Good Morning Australia!! - Australia's Navy ship builder has been hacked - A Pacific Island's desperate attempt to save its Coral reefs - The strange and gruesome death of a US mobster - And more in your CareerSpot Global News Briefs:

Australia defense ship builder Austral says it has been hacked.  The Western Australia-based company says the "unknown offenders" had accessed some staff email addresses and mobile phone numbers, and that some customers might be impacted as well.  A statement from Austal says that the hackers appeared to attempt to sell some of the stolen material online "and engage in extortion".  So far, Austral says no national security secrets were involved.

Palau will soon be the world's first nation to impose a widespread ban on sunscreens that contain chemicals that are highly toxic to marine life and can make coral more susceptible to bleaching.  This is hoped to protect coral reefs which are already under pressure around the world because of global warming.  Palau President Tommy Remengesau said the ban - which comes into force in 2020 - will slap $1,000 fines on retailers who violated the law by selling these sunscreens.  "The power to confiscate sunscreens should be enough to deter their non-commercial use, and these provisions walk a smart balance between educating tourists and scaring them away," said Mr. Remengesau.

A judge in Peru ordered opposition leader Keiko Fujimori back to jail for as much as three years as she awaits her trial on corruption charges.  Prosecutors say the lawmakers and two-time conservative presidential candidate took bribes from the Brazilian construction giant Odebrecht - implicated in pay-to-play schemes on four continents - to steer contracts its way.  The judge ruled that Ms. Fujimori led a "suspected criminal organization which began to interfere with the justice system" and is a flight risk.  Her father, former 1990s dictator Alberto Fujimori, famously fled the country at the end of his murderous reign and resigned by fax from Japan, where his parents were born.  He later returned and last month, Peru's supreme court revoked a medical pardon and ordered him back to prison to serve out a 25-year sentence for crimes against humanity.

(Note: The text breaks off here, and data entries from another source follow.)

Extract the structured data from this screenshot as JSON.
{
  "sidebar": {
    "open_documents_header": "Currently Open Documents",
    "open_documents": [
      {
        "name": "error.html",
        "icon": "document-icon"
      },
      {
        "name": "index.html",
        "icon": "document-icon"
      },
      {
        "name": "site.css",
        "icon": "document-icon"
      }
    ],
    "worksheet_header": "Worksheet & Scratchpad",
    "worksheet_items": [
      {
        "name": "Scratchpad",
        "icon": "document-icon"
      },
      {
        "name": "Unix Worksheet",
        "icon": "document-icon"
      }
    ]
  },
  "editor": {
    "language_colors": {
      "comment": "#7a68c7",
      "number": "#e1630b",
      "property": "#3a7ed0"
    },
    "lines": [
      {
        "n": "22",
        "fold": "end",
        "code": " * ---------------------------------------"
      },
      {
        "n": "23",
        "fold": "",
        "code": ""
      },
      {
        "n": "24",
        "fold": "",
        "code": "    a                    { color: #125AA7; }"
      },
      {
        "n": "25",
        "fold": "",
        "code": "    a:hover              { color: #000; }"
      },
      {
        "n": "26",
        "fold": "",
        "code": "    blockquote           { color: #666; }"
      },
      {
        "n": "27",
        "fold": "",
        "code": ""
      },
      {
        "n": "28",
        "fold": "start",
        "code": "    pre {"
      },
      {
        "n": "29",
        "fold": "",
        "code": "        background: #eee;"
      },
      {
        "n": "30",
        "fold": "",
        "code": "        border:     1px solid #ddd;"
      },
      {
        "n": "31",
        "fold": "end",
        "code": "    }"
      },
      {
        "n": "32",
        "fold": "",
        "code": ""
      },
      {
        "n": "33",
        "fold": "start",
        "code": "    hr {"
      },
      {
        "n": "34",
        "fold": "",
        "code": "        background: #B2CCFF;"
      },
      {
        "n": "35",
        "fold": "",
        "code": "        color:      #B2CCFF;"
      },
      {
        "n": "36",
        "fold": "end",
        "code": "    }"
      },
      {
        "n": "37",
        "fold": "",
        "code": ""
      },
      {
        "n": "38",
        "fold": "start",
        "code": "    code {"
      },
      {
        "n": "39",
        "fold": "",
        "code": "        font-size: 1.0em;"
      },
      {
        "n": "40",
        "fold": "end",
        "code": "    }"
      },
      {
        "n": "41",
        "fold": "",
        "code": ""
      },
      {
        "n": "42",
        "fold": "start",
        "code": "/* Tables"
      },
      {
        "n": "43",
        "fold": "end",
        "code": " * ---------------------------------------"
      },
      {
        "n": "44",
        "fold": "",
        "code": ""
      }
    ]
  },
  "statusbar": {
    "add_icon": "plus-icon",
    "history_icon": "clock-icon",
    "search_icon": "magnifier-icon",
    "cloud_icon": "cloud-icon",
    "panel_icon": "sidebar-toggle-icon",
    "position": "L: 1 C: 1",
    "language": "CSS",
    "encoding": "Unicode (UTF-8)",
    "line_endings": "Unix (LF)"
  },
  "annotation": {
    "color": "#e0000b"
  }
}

The US has charged two former Goldman Sachs bankers and Malaysian financier Jho Low in connection with the massive corruption at Malaysia's 1MDB investment fund.  The US Justice Department says the men stole millions and millions of dollars from the fund; one banker pleaded guilty, one was arrested, but Mr. Low remains at large.  Although these are the first US charges from the scandal, the corruption at 1MBD brought down Malaysia's previous prime minister and his wife, who face numerous charges at home.

A Lion Air pilot had problems with a brand-new 737-MAX a day before it crashed into the Java Sea north of Jakarta killing all 189 people on board.  Prior to the disaster, a Jakarta Airport official confirms that the earlier pilot wanted to turn back to Bali because of a technical problem; they were overcome and he continued to Jakarta.  The next morning, the same plane had problems from take-off, according to some witnesses, and plunged into the water some 13 minutes later.  One of the "blackbox" flight recorders has been recovered.

Ethiopia MPs unanimously approved human rights lawyer Meaza Ashenafi to head the country's Supreme Court.  She's the first woman to hold the position.  "I am so happy that the glass ceiling is shattered and my daughters can dream of becoming anyone they want to be in Ethiopia," said Ms. Meaza.  It's the latest in a serious of moves to make Ethiopian government more inclusive:  last month, Prime Minister Abiy appointed a cabinet with half the posts taken up by women, and the ceremonial post of President for the first time went to a woman, Sahle-Work Zewde. 

And now the gross stuff..

The murder of 89-year old mob boss James "Whitey" Bulger in a US federal prison in West Virginia was sketchier - and more disgusting - than originally thought.  Somehow, the killers were able to get to the wheelchair-bound convict and wheel him away from surveillance cameras without guards noticing or getting involved.  Then the killers viciously beat him with a "lock in a sock" - some sort of heavy metal object in a sock that is used as a weapon - until he was unrecognizable, tried to cut out his eyes and tongue, and wrapped him in a blanket where he went unnoticed for a few hours until guards checked in on the old man in the morning. 

Bulger was revered among many criminals for eluding capture for 16 years, but he was reviled in certain organized crime circles because he fed tips about rival thugs to the FBI, which did his dirty work for him.  One of the inmates suspected of killing Bulger is a convicted hit man from the same South Boston area where Bulger was a mob boss in the 1970s and '80s.  It is unclear why Bulger was transferred into US Penitentiary Hazleton where he was killed, after being housed without issues in Arizona and Oklahoma.  It is also known that US lawmakers had recently written letters to US Attorney General Jeff Sessions about Hazleton about its notorious violence.